The industry has been using carbon sequestration for decades as a way to pump more hydrocarbons out of the ground. Today energy companies — with the help of government subsidies — are looking to scale up carbon capture and storage technology, not just to bury their own emissions, but also those produced by other industries such as steel and cement.
The industry is “very quickly” going to create the use of “CCS as a service,” Royal Dutch Shell’s Head of Integrated Gas, Renewables and New Energy Solutions Maarten Wetselaar said in a recent interview.
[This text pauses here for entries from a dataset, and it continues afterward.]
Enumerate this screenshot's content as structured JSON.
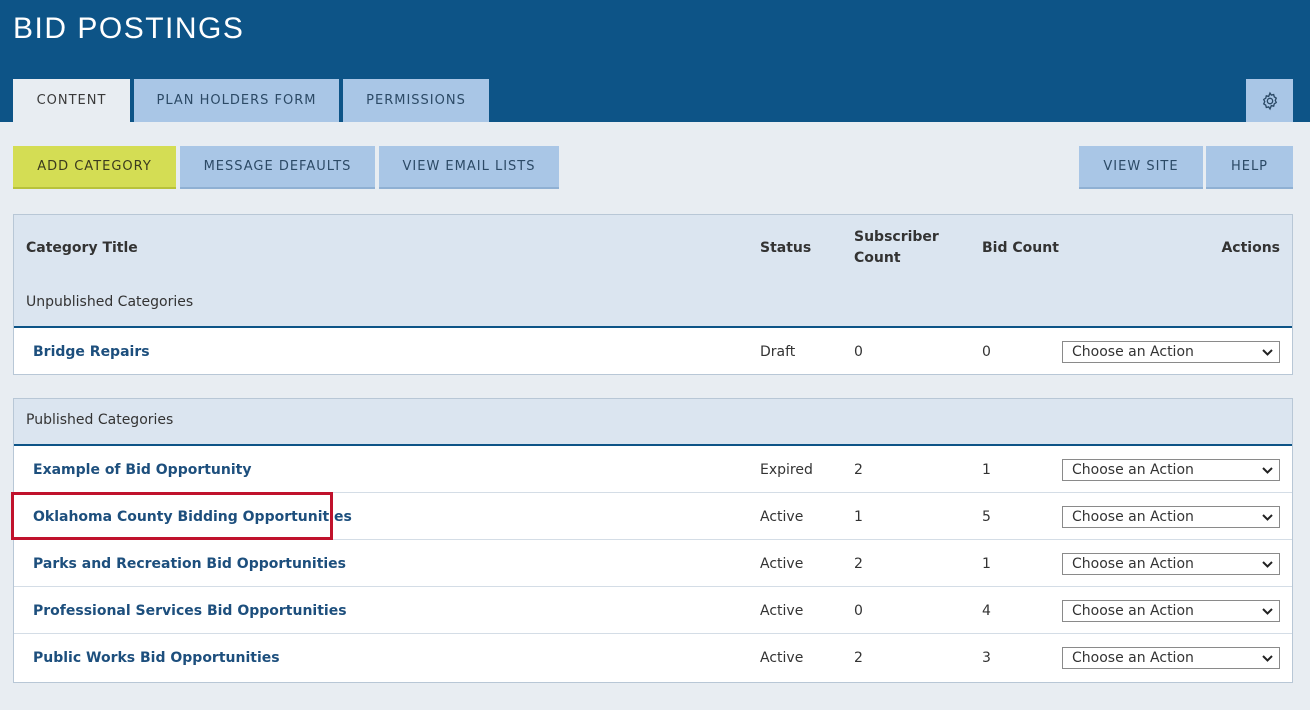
{
  "header": {
    "title": "BID POSTINGS",
    "tabs": [
      {
        "label": "CONTENT",
        "active": true
      },
      {
        "label": "PLAN HOLDERS FORM",
        "active": false
      },
      {
        "label": "PERMISSIONS",
        "active": false
      }
    ],
    "settings_icon": "gear-icon"
  },
  "toolbar": {
    "add_category": "ADD CATEGORY",
    "message_defaults": "MESSAGE DEFAULTS",
    "view_email_lists": "VIEW EMAIL LISTS",
    "view_site": "VIEW SITE",
    "help": "HELP"
  },
  "table": {
    "columns": {
      "title": "Category Title",
      "status": "Status",
      "subscriber_count_line1": "Subscriber",
      "subscriber_count_line2": "Count",
      "bid_count": "Bid Count",
      "actions": "Actions"
    },
    "unpublished": {
      "label": "Unpublished Categories",
      "rows": [
        {
          "title": "Bridge Repairs",
          "status": "Draft",
          "subscribers": "0",
          "bids": "0",
          "action": "Choose an Action"
        }
      ]
    },
    "published": {
      "label": "Published Categories",
      "rows": [
        {
          "title": "Example of Bid Opportunity",
          "status": "Expired",
          "subscribers": "2",
          "bids": "1",
          "action": "Choose an Action"
        },
        {
          "title": "Oklahoma County Bidding Opportunities",
          "status": "Active",
          "subscribers": "1",
          "bids": "5",
          "action": "Choose an Action"
        },
        {
          "title": "Parks and Recreation Bid Opportunities",
          "status": "Active",
          "subscribers": "2",
          "bids": "1",
          "action": "Choose an Action"
        },
        {
          "title": "Professional Services Bid Opportunities",
          "status": "Active",
          "subscribers": "0",
          "bids": "4",
          "action": "Choose an Action"
        },
        {
          "title": "Public Works Bid Opportunities",
          "status": "Active",
          "subscribers": "2",
          "bids": "3",
          "action": "Choose an Action"
        }
      ]
    }
  },
  "colors": {
    "header_bg": "#0d5487",
    "tab_bg": "#a9c6e6",
    "primary_button": "#d4dd54",
    "highlight_border": "#c0122c",
    "link_text": "#1d4f7d"
  }
}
The energy major is currently linked to a number of major CCS projects, from the Northern Lights in Norway to Porthos in The Netherlands. On Tuesday Shell said it was proposing to build a large-scale facility with a 300-million-ton storage capacity at its Scotford Complex in Alberta, Canada. However, so far only two are operational, Quest in Canada and the Chevron Corp.-operated Gorgon project in Australia. These projects are “one-dimensional,” in that they are “very much focused on our emissions for our own assets,”says Shell head of CCS Syrie Crouch.
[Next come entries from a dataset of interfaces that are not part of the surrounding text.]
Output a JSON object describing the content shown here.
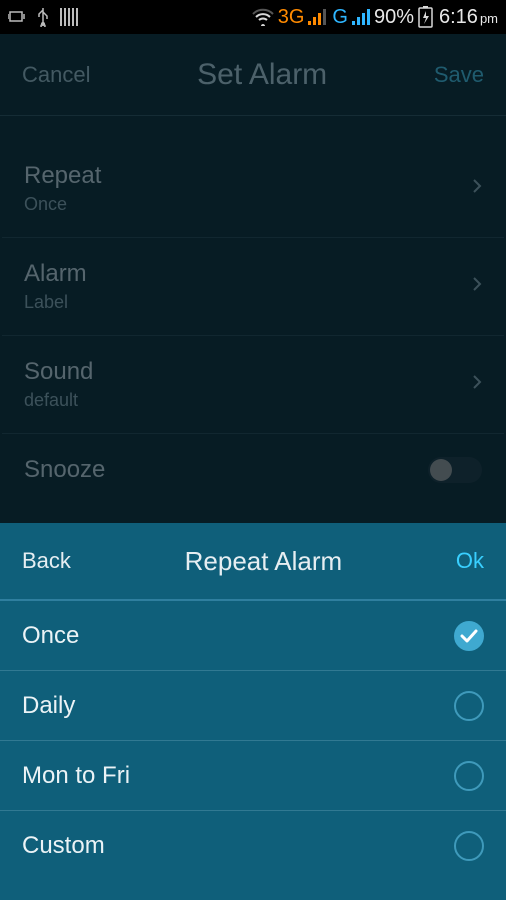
{
  "status": {
    "battery_pct": "90%",
    "time": "6:16",
    "time_suffix": "pm",
    "net1": "3G",
    "net2": "G"
  },
  "header": {
    "cancel": "Cancel",
    "title": "Set Alarm",
    "save": "Save"
  },
  "settings": {
    "repeat": {
      "label": "Repeat",
      "value": "Once"
    },
    "alarm": {
      "label": "Alarm",
      "value": "Label"
    },
    "sound": {
      "label": "Sound",
      "value": "default"
    },
    "snooze": {
      "label": "Snooze",
      "enabled": false
    }
  },
  "sheet": {
    "back": "Back",
    "title": "Repeat Alarm",
    "ok": "Ok",
    "options": [
      {
        "label": "Once",
        "selected": true
      },
      {
        "label": "Daily",
        "selected": false
      },
      {
        "label": "Mon to Fri",
        "selected": false
      },
      {
        "label": "Custom",
        "selected": false
      }
    ]
  }
}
The question now has moved onto what CCS can offer beyond capturing Shell’s own emissions, says Crouch. Whether that’s aiding the blue hydrogen industry — which requires capturing emissions — or offering carbon services to heavy emitters in industrial hubs.
Many big emitters are likely to view CCS as beyond their core competency and so will look to outsource the process, HSBC Holdings Plc analyst Tarek Soliman wrote in a research note on June 30. They might be able to “plug into” a carbon handling network as a way of capturing their emissions. “The wider use of CO2 in process industries as an input could also facilitate a market where capturing and delivering carbon dioxide becomes a profitable business,” Soliman says.
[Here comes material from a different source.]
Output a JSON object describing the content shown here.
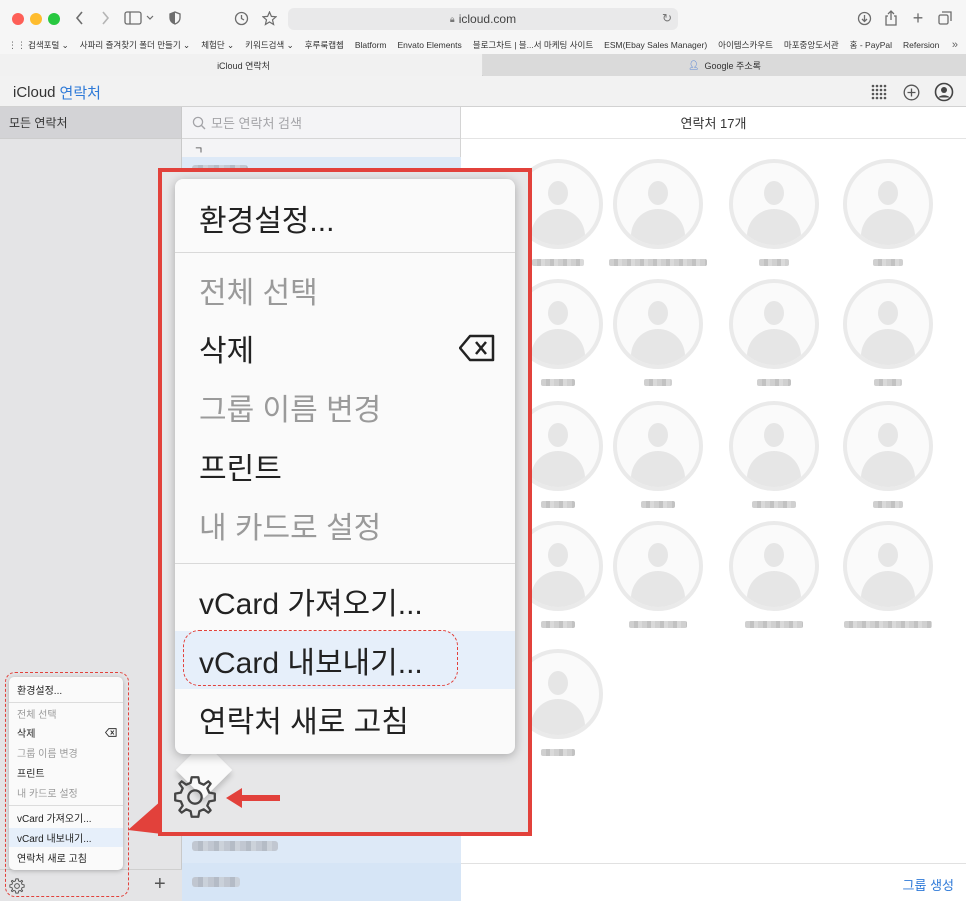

While CCS is set to play a key role in the path to net-zero, critics say the technology feasibility at scale is so far unproven. Shell’s own scenario for keeping global warming to within 2 degrees celsius of pre-industrial levels by 2070, says that 10,000 large facilities have to be built over the next five decades, from fewer than 50 in operation last year.
Backed by Norway’s Equinor ASA, TotalEnergies SE and Shell, the Northern Lights project in the North Sea represents the next stage in developing CCS purely as a service industry. The venture will liquefy industrial CO2 emissions, transport them offshore and bury them. “We’re saying, here is a sink, here is a shipping solution and we will come pick up your CO2, we will take it back and we will store it for you at a tariff,” says Crouch.
The model could even become, “I’m going to sell you natural gas and I’ll take the CO2 back,” says Wetselaar. This adds extra layers of complexity: carbon prices, shipping costs, cross-border transportation. But as there are increasing numbers of countries with net-zero aims, these issues are being increasingly explored.
“There are a lot of things to put in place, but it is something that’s getting discussed,” says Crouch.